Data about app and page elements:
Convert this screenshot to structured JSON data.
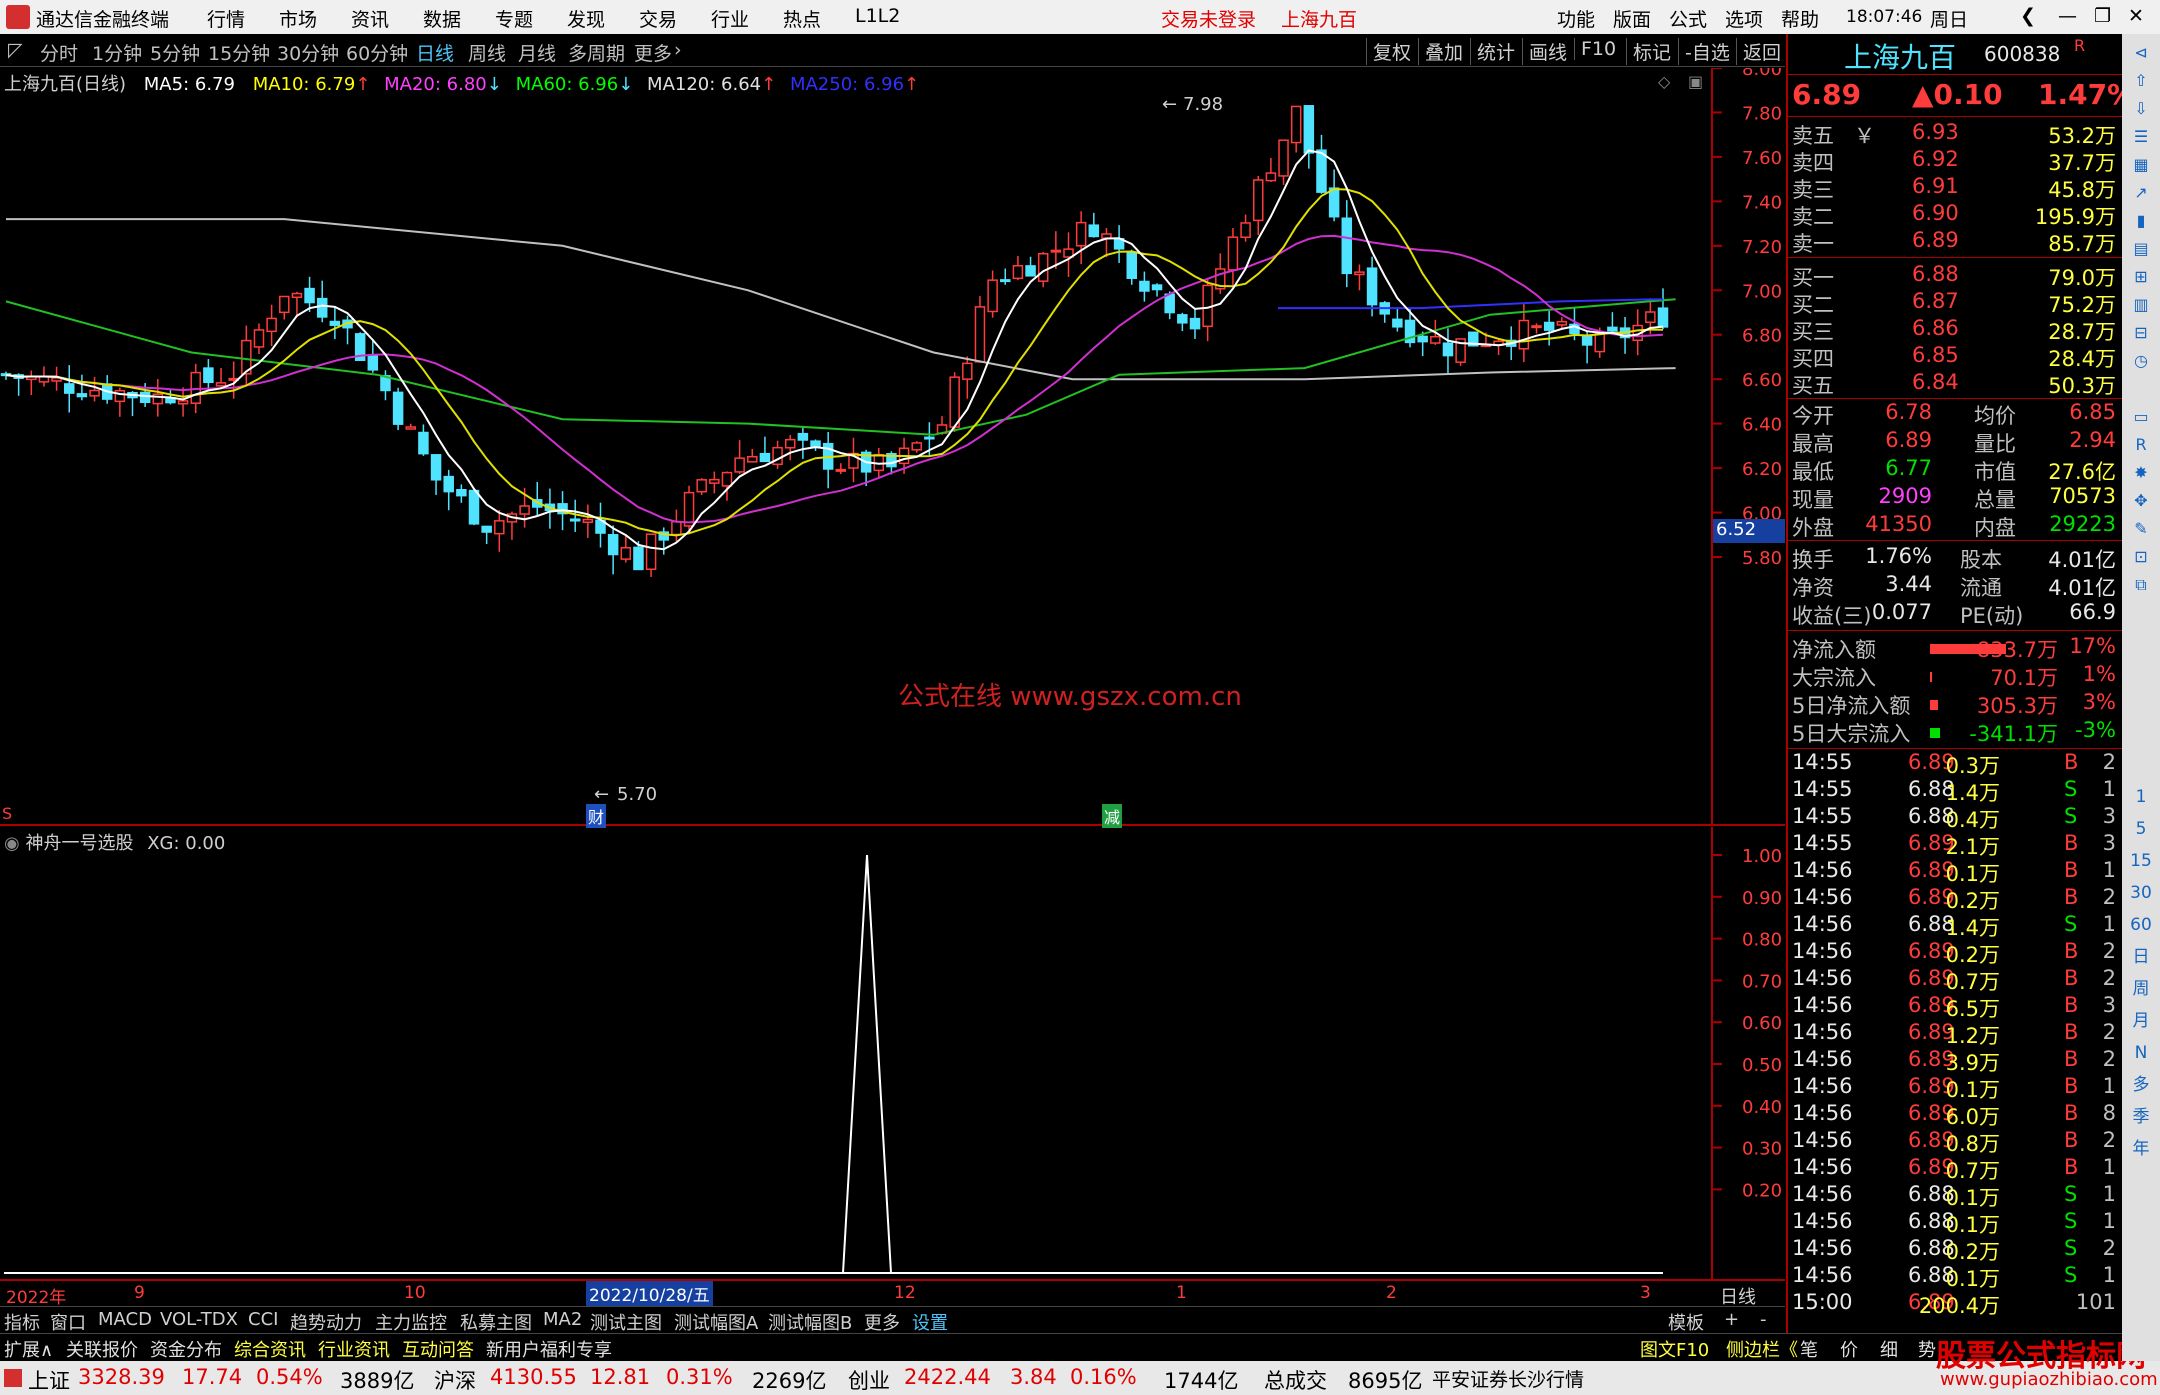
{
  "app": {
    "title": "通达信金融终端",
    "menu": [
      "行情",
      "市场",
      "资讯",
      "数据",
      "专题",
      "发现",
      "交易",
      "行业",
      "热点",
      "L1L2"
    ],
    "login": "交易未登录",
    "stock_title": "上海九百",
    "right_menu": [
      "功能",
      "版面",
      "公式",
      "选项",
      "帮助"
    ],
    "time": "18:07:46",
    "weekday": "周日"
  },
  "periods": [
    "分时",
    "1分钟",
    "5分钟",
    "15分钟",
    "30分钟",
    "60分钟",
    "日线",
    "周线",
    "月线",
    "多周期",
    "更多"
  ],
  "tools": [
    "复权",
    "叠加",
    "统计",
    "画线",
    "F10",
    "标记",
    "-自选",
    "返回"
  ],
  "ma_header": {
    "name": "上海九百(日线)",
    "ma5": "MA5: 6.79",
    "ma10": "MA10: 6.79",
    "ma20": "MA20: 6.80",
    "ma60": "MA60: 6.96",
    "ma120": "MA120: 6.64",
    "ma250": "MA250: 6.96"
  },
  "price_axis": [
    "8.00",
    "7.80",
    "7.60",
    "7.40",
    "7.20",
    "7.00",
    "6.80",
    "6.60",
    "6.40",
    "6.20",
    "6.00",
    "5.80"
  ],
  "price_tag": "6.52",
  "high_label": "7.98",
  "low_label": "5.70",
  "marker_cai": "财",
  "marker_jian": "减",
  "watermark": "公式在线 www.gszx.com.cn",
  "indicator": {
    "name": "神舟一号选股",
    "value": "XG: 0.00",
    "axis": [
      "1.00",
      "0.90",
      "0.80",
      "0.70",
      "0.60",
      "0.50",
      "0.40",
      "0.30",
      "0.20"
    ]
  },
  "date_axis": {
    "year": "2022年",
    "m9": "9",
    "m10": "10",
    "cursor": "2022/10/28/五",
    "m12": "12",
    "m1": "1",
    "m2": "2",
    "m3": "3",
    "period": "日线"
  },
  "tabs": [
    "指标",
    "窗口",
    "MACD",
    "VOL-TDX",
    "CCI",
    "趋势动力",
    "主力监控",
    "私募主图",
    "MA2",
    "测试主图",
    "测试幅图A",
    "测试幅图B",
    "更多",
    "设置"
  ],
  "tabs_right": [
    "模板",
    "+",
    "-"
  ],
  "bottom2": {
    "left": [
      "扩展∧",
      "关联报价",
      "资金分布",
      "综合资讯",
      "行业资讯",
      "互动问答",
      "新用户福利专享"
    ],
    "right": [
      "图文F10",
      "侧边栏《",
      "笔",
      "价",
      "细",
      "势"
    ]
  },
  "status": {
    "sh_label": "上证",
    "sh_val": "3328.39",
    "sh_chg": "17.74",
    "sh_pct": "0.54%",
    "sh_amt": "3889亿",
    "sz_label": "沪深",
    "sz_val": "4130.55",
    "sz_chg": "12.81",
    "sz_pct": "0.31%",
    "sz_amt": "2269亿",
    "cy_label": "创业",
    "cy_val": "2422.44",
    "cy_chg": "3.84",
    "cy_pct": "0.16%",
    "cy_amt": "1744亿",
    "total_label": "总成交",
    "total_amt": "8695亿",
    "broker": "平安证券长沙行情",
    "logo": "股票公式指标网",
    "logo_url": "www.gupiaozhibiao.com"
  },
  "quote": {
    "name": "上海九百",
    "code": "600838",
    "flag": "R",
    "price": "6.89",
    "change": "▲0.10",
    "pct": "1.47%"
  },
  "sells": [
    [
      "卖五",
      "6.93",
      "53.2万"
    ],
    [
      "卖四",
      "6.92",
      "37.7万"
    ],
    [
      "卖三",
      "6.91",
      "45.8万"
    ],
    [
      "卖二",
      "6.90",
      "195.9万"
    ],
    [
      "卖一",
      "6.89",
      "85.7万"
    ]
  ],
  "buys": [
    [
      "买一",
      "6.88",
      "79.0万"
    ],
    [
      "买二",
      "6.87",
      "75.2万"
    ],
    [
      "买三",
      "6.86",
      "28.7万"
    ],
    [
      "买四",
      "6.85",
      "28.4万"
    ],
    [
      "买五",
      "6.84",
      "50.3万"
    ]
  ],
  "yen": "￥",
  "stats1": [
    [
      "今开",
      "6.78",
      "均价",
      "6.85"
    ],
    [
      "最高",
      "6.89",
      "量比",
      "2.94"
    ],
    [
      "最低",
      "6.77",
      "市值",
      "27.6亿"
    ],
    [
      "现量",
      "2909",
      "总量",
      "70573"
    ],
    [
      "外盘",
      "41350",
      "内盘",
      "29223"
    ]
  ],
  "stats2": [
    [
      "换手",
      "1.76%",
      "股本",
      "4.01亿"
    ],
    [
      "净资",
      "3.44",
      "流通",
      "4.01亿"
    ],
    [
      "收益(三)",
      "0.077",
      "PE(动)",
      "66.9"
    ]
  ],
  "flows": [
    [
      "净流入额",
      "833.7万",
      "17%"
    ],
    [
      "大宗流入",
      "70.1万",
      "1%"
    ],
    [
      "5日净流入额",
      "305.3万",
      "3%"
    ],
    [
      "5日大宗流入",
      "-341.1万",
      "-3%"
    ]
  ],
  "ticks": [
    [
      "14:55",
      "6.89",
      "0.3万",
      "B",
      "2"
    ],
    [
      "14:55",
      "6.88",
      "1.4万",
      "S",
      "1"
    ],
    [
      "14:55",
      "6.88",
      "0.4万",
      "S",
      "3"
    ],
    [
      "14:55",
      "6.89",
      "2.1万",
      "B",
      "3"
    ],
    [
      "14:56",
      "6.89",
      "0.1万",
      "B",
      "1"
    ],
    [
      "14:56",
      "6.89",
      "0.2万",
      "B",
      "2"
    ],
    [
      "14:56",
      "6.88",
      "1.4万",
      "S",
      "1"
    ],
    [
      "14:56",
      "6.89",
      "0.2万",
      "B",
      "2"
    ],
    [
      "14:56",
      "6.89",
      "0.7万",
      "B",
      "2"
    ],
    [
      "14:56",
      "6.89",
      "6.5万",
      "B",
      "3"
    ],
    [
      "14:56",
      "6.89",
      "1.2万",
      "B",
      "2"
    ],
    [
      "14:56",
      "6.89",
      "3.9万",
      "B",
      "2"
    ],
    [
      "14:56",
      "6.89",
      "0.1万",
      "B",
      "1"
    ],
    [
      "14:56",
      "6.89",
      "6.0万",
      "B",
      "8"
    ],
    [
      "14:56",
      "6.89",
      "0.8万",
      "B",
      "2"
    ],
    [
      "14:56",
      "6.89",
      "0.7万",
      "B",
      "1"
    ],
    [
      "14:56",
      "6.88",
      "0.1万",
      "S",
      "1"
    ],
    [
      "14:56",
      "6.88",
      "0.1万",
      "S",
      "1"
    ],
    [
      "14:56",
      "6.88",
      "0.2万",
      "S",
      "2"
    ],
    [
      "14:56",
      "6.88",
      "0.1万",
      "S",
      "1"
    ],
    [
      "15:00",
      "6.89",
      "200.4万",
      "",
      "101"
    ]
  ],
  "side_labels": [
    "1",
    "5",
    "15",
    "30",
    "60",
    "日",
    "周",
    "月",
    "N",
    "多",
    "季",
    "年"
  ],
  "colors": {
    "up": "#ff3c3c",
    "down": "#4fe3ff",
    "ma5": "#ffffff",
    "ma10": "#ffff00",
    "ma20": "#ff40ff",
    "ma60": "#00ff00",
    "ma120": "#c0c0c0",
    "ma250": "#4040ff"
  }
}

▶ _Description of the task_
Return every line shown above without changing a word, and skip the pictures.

▶ _Response area_
Convert this screenshot to structured JSON data.
{
  "app": {
    "title": "通达信金融终端",
    "menu": [
      "行情",
      "市场",
      "资讯",
      "数据",
      "专题",
      "发现",
      "交易",
      "行业",
      "热点",
      "L1L2"
    ],
    "login": "交易未登录",
    "stock_title": "上海九百",
    "right_menu": [
      "功能",
      "版面",
      "公式",
      "选项",
      "帮助"
    ],
    "time": "18:07:46",
    "weekday": "周日"
  },
  "periods": [
    "分时",
    "1分钟",
    "5分钟",
    "15分钟",
    "30分钟",
    "60分钟",
    "日线",
    "周线",
    "月线",
    "多周期",
    "更多"
  ],
  "tools": [
    "复权",
    "叠加",
    "统计",
    "画线",
    "F10",
    "标记",
    "-自选",
    "返回"
  ],
  "ma_header": {
    "name": "上海九百(日线)",
    "ma5": "MA5: 6.79",
    "ma10": "MA10: 6.79",
    "ma20": "MA20: 6.80",
    "ma60": "MA60: 6.96",
    "ma120": "MA120: 6.64",
    "ma250": "MA250: 6.96"
  },
  "price_axis": [
    "8.00",
    "7.80",
    "7.60",
    "7.40",
    "7.20",
    "7.00",
    "6.80",
    "6.60",
    "6.40",
    "6.20",
    "6.00",
    "5.80"
  ],
  "price_tag": "6.52",
  "high_label": "7.98",
  "low_label": "5.70",
  "marker_cai": "财",
  "marker_jian": "减",
  "watermark": "公式在线 www.gszx.com.cn",
  "indicator": {
    "name": "神舟一号选股",
    "value": "XG: 0.00",
    "axis": [
      "1.00",
      "0.90",
      "0.80",
      "0.70",
      "0.60",
      "0.50",
      "0.40",
      "0.30",
      "0.20"
    ]
  },
  "date_axis": {
    "year": "2022年",
    "m9": "9",
    "m10": "10",
    "cursor": "2022/10/28/五",
    "m12": "12",
    "m1": "1",
    "m2": "2",
    "m3": "3",
    "period": "日线"
  },
  "tabs": [
    "指标",
    "窗口",
    "MACD",
    "VOL-TDX",
    "CCI",
    "趋势动力",
    "主力监控",
    "私募主图",
    "MA2",
    "测试主图",
    "测试幅图A",
    "测试幅图B",
    "更多",
    "设置"
  ],
  "tabs_right": [
    "模板",
    "+",
    "-"
  ],
  "bottom2": {
    "left": [
      "扩展∧",
      "关联报价",
      "资金分布",
      "综合资讯",
      "行业资讯",
      "互动问答",
      "新用户福利专享"
    ],
    "right": [
      "图文F10",
      "侧边栏《",
      "笔",
      "价",
      "细",
      "势"
    ]
  },
  "status": {
    "sh_label": "上证",
    "sh_val": "3328.39",
    "sh_chg": "17.74",
    "sh_pct": "0.54%",
    "sh_amt": "3889亿",
    "sz_label": "沪深",
    "sz_val": "4130.55",
    "sz_chg": "12.81",
    "sz_pct": "0.31%",
    "sz_amt": "2269亿",
    "cy_label": "创业",
    "cy_val": "2422.44",
    "cy_chg": "3.84",
    "cy_pct": "0.16%",
    "cy_amt": "1744亿",
    "total_label": "总成交",
    "total_amt": "8695亿",
    "broker": "平安证券长沙行情",
    "logo": "股票公式指标网",
    "logo_url": "www.gupiaozhibiao.com"
  },
  "quote": {
    "name": "上海九百",
    "code": "600838",
    "flag": "R",
    "price": "6.89",
    "change": "▲0.10",
    "pct": "1.47%"
  },
  "sells": [
    [
      "卖五",
      "6.93",
      "53.2万"
    ],
    [
      "卖四",
      "6.92",
      "37.7万"
    ],
    [
      "卖三",
      "6.91",
      "45.8万"
    ],
    [
      "卖二",
      "6.90",
      "195.9万"
    ],
    [
      "卖一",
      "6.89",
      "85.7万"
    ]
  ],
  "buys": [
    [
      "买一",
      "6.88",
      "79.0万"
    ],
    [
      "买二",
      "6.87",
      "75.2万"
    ],
    [
      "买三",
      "6.86",
      "28.7万"
    ],
    [
      "买四",
      "6.85",
      "28.4万"
    ],
    [
      "买五",
      "6.84",
      "50.3万"
    ]
  ],
  "yen": "￥",
  "stats1": [
    [
      "今开",
      "6.78",
      "均价",
      "6.85"
    ],
    [
      "最高",
      "6.89",
      "量比",
      "2.94"
    ],
    [
      "最低",
      "6.77",
      "市值",
      "27.6亿"
    ],
    [
      "现量",
      "2909",
      "总量",
      "70573"
    ],
    [
      "外盘",
      "41350",
      "内盘",
      "29223"
    ]
  ],
  "stats2": [
    [
      "换手",
      "1.76%",
      "股本",
      "4.01亿"
    ],
    [
      "净资",
      "3.44",
      "流通",
      "4.01亿"
    ],
    [
      "收益(三)",
      "0.077",
      "PE(动)",
      "66.9"
    ]
  ],
  "flows": [
    [
      "净流入额",
      "833.7万",
      "17%"
    ],
    [
      "大宗流入",
      "70.1万",
      "1%"
    ],
    [
      "5日净流入额",
      "305.3万",
      "3%"
    ],
    [
      "5日大宗流入",
      "-341.1万",
      "-3%"
    ]
  ],
  "ticks": [
    [
      "14:55",
      "6.89",
      "0.3万",
      "B",
      "2"
    ],
    [
      "14:55",
      "6.88",
      "1.4万",
      "S",
      "1"
    ],
    [
      "14:55",
      "6.88",
      "0.4万",
      "S",
      "3"
    ],
    [
      "14:55",
      "6.89",
      "2.1万",
      "B",
      "3"
    ],
    [
      "14:56",
      "6.89",
      "0.1万",
      "B",
      "1"
    ],
    [
      "14:56",
      "6.89",
      "0.2万",
      "B",
      "2"
    ],
    [
      "14:56",
      "6.88",
      "1.4万",
      "S",
      "1"
    ],
    [
      "14:56",
      "6.89",
      "0.2万",
      "B",
      "2"
    ],
    [
      "14:56",
      "6.89",
      "0.7万",
      "B",
      "2"
    ],
    [
      "14:56",
      "6.89",
      "6.5万",
      "B",
      "3"
    ],
    [
      "14:56",
      "6.89",
      "1.2万",
      "B",
      "2"
    ],
    [
      "14:56",
      "6.89",
      "3.9万",
      "B",
      "2"
    ],
    [
      "14:56",
      "6.89",
      "0.1万",
      "B",
      "1"
    ],
    [
      "14:56",
      "6.89",
      "6.0万",
      "B",
      "8"
    ],
    [
      "14:56",
      "6.89",
      "0.8万",
      "B",
      "2"
    ],
    [
      "14:56",
      "6.89",
      "0.7万",
      "B",
      "1"
    ],
    [
      "14:56",
      "6.88",
      "0.1万",
      "S",
      "1"
    ],
    [
      "14:56",
      "6.88",
      "0.1万",
      "S",
      "1"
    ],
    [
      "14:56",
      "6.88",
      "0.2万",
      "S",
      "2"
    ],
    [
      "14:56",
      "6.88",
      "0.1万",
      "S",
      "1"
    ],
    [
      "15:00",
      "6.89",
      "200.4万",
      "",
      "101"
    ]
  ],
  "side_labels": [
    "1",
    "5",
    "15",
    "30",
    "60",
    "日",
    "周",
    "月",
    "N",
    "多",
    "季",
    "年"
  ],
  "colors": {
    "up": "#ff3c3c",
    "down": "#4fe3ff",
    "ma5": "#ffffff",
    "ma10": "#ffff00",
    "ma20": "#ff40ff",
    "ma60": "#00ff00",
    "ma120": "#c0c0c0",
    "ma250": "#4040ff"
  }
}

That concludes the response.